Search term "icon": copy each line of the records that contains it.

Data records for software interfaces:
+===+
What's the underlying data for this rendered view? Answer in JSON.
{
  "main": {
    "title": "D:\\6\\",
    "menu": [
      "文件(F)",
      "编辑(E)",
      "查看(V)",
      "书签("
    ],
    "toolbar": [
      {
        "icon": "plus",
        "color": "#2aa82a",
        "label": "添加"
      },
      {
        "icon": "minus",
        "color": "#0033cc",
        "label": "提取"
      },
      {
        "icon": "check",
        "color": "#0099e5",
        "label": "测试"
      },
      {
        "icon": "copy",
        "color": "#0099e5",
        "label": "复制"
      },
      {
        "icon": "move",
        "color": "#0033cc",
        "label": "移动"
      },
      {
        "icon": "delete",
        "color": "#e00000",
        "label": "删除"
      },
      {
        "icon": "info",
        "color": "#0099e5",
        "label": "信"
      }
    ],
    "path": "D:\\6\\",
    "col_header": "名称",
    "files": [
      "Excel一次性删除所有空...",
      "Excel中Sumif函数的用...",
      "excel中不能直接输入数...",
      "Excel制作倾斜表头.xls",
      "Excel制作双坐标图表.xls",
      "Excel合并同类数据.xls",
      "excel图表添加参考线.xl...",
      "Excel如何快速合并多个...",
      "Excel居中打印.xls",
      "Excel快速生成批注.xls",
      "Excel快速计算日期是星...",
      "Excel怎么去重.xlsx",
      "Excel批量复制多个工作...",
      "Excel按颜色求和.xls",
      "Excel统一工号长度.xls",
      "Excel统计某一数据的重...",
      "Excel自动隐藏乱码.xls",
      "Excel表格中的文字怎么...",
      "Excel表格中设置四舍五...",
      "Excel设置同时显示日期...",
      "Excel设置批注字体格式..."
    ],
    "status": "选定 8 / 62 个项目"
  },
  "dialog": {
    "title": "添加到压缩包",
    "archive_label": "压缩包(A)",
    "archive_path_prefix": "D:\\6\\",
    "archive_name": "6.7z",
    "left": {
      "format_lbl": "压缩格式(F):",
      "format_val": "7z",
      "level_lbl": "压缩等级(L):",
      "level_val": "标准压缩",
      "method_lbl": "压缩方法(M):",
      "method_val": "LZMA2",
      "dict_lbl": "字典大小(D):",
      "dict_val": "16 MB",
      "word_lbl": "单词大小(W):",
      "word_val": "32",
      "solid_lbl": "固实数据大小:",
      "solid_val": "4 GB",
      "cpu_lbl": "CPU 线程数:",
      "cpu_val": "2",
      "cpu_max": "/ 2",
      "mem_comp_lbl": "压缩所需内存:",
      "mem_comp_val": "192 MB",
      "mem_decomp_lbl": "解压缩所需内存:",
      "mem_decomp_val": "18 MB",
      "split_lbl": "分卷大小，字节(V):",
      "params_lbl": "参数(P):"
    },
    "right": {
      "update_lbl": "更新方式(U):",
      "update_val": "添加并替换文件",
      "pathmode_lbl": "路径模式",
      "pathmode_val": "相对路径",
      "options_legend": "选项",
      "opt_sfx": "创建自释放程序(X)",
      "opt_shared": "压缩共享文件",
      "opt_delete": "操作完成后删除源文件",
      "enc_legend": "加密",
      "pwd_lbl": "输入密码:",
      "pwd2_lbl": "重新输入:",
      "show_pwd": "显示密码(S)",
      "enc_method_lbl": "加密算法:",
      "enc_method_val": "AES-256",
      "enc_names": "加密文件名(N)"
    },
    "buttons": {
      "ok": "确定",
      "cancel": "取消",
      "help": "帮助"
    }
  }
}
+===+
▸ REPLY:
        "icon": "plus",
        "icon": "minus",
        "icon": "check",
        "icon": "copy",
        "icon": "move",
        "icon": "delete",
        "icon": "info",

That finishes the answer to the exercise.